  • Port Order - Maps in the order it appears in the file to the corresponding port number.

  • Block Name - Maps by variable name to the corresponding root inport with the matching block name.

  • Signal Name - Maps by variable name to the corresponding root inport with the matching signal name.

  • Block Path - Maps by the BlockPath parameter to the corresponding root inport with the matching block path.

  • Custom - Maps using a MATLAB function.

Earlier in this example, you saved input data to variables of the same name as the harness signals Throttle and Brake, and you added input ports with names matching the variables. Given the set of conditions for the input data and the model input ports, the best choice for a mapping criteria is Block Name. Using this criteria, Simulink tries try to match input data variable names to the names of the input ports. To select this option:

  1. Click the Block Name radio button.

  2. Click the Options button and select Update Model. This verifies the mapping.

  3. Click the Map button.

When compiling the data, Simulink evaluates inports against the following criteria to determine whether or not there is a compatibility issue. The status of this compatibility is reflected by the table colors green, orange, or red.
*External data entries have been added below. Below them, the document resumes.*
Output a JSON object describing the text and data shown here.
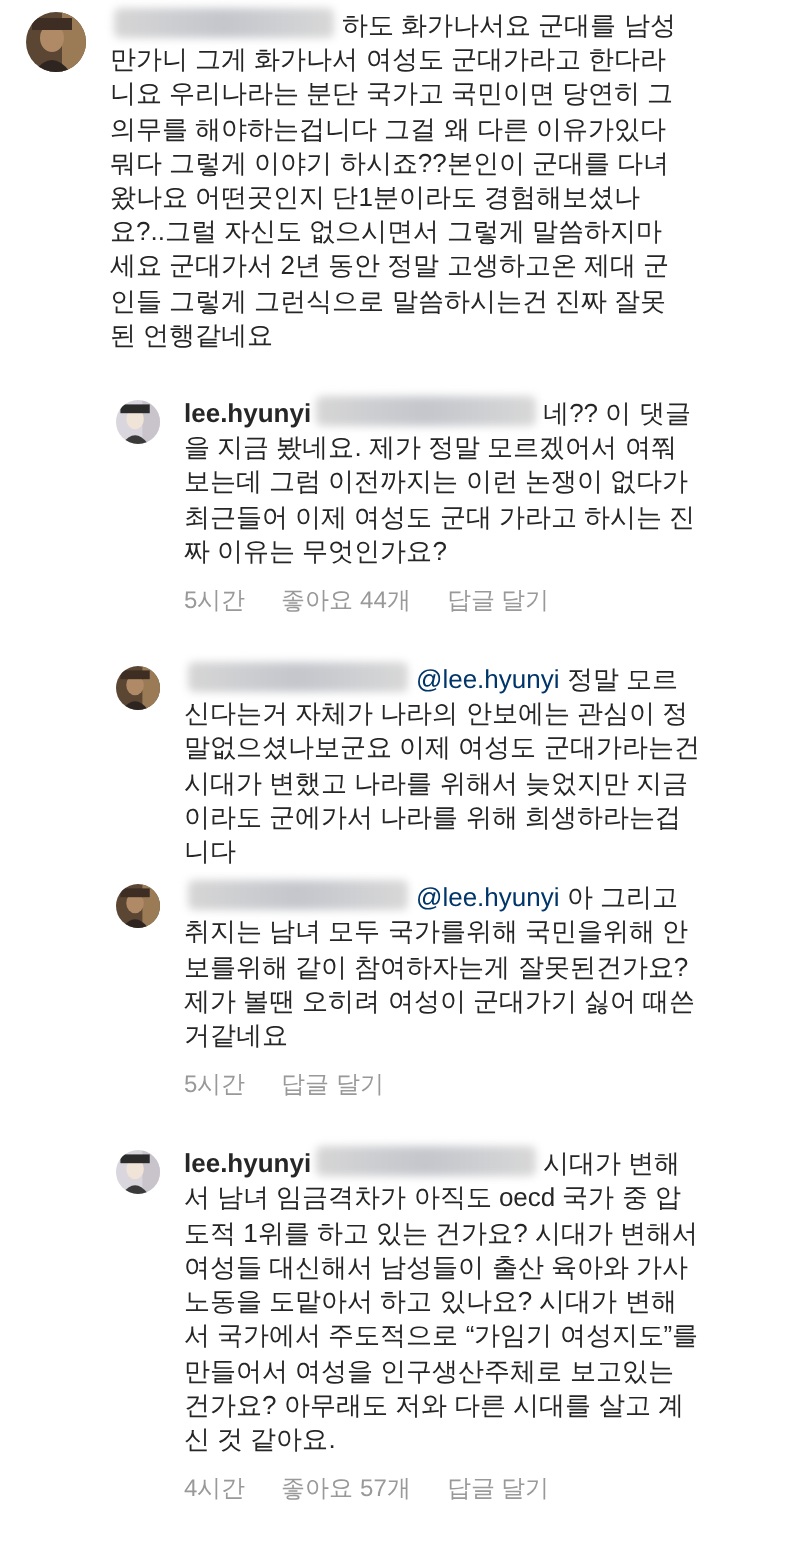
{
  "comments": [
    {
      "reply": false,
      "text": "하도 화가나서요 군대를 남성만가니 그게 화가나서 여성도 군대가라고 한다라니요 우리나라는 분단 국가고 국민이면 당연히 그 의무를 해야하는겁니다 그걸 왜 다른 이유가있다뭐다 그렇게 이야기 하시죠??본인이 군대를 다녀왔나요 어떤곳인지 단1분이라도 경험해보셨나요?..그럴 자신도 없으시면서 그렇게 말씀하지마세요 군대가서 2년 동안 정말 고생하고온 제대 군인들 그렇게 그런식으로 말씀하시는건 진짜 잘못된 언행같네요"
    },
    {
      "reply": true,
      "author": "lee.hyunyi",
      "text": "네?? 이 댓글을 지금 봤네요. 제가 정말 모르겠어서 여쭤보는데 그럼 이전까지는 이런 논쟁이 없다가 최근들어 이제 여성도 군대 가라고 하시는 진짜 이유는 무엇인가요?",
      "time": "5시간",
      "likes": "좋아요 44개",
      "reply_action": "답글 달기"
    },
    {
      "reply": true,
      "mention": "@lee.hyunyi",
      "text": "정말 모르신다는거 자체가 나라의 안보에는 관심이 정말없으셨나보군요 이제 여성도 군대가라는건 시대가 변했고 나라를 위해서 늦었지만 지금 이라도 군에가서 나라를 위해 희생하라는겁니다"
    },
    {
      "reply": true,
      "mention": "@lee.hyunyi",
      "text": "아 그리고 취지는 남녀 모두 국가를위해 국민을위해 안보를위해 같이 참여하자는게 잘못된건가요?제가 볼땐 오히려 여성이 군대가기 싫어 때쓴거같네요",
      "time": "5시간",
      "reply_action": "답글 달기"
    },
    {
      "reply": true,
      "author": "lee.hyunyi",
      "text": "시대가 변해서 남녀 임금격차가 아직도 oecd 국가 중 압도적 1위를 하고 있는 건가요? 시대가 변해서 여성들 대신해서 남성들이 출산 육아와 가사노동을 도맡아서 하고 있나요? 시대가 변해서 국가에서 주도적으로 “가임기 여성지도”를 만들어서 여성을 인구생산주체로 보고있는 건가요? 아무래도 저와 다른 시대를 살고 계신 것 같아요.",
      "time": "4시간",
      "likes": "좋아요 57개",
      "reply_action": "답글 달기"
    }
  ]
}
Clicking a cell in the table which has orange or red color will open the Comparison Tool for further inspection.

  • Data Type - Double, single, enum, ....

  • Complexity - Real or complex

  • Dimensions - Signal dimensions vs port dimensions

Finalize the Inputs to the Model

Review the results of the mapping compatibility. Click the Scenario Dataset 'PassingManeuver' in the scenario dataset list. To apply the results of the Map action and load the data that was mapped to the input ports from the MAT-file to the base workspace click the Mark for Simulation button. This action also sets the Model Configuration Parameters->Data Import/Export->External Input edit box with the proper comma-separated list of inputs.

Simulating the Model

With the changes applied you can now simulate the model and view the results. Click the Play button on the model. To view the results of the simulation, double-click the Scope Block PlotResults.

Alternative Workflows to Load Mapping Data

After you save the mapping definition to a model, you can automate data loading and simulation. Consider one of the following methods.

Command Line or Script

To load data and simulate the model from the MATLAB command line, use commands similar to:

load('signaldata.mat');
simout = sim('model_name');

To automate testing and load different signal groups, consider using a script.

The following example code creates timeseries data and simulates a model after loading each signal group. It:

  • Creates signal groups with variable names In1, In2, and In3, and saves these variables to MAT-files.

  • Simulates a model after loading each signal group.

Note

The variable names must match the import data variables in the Configuration Parameters > Data Import/Export > Input parameter.

% Create signal groups
fileName = 'testCase';
for k =1 :3
    
    % Create the timeseries data
    var1 = timeseries(rand(10,1));
    var2 = timeseries(rand(10,1));
    var3 = timeseries(rand(10,1));
    
    %create a dataset
    ds = Simulink.SimulationData.Dataset();
    ds = ds.addElement( var1, 'var1');
    ds = ds.addElement( var2, 'var2');
    ds = ds.addElement( var3, 'var3');
    
    % Save the data 
    save([fileName '_' num2str(k) '.mat' ],'ds');
end
clear all
 
% After mapping and saving the model loop over signal groups and simulate
% Set the filename to append testcase # to
fileName = 'testCase';
% Loop backwards to preallocate
for k=3:-1:1
   % Load the MAT-file.
   load([fileName '_' num2str(k) '.mat']);
   
   % Simulate the model
   simOut{k} = sim('model_name');
end

Use the PreLoadFcn Pane

When you are satisfied with the data and mapping, you can configure your model to load to the MATLAB workspace a MAT-file of the same signal group. Call the load function in a PreLoadFcn callback in the model properties node.

  1. After saving the MAT-file, in the Simulink® editor, select File > Model Properties > Model Properties.

  2. In the Model Properties window, select the PreLoadFcn node.

  3. Enter a load function that loads the signal data MAT-file. For example,

    load d_signal_data.mat;
  4. Click OK and save the model.

Related Examples

More About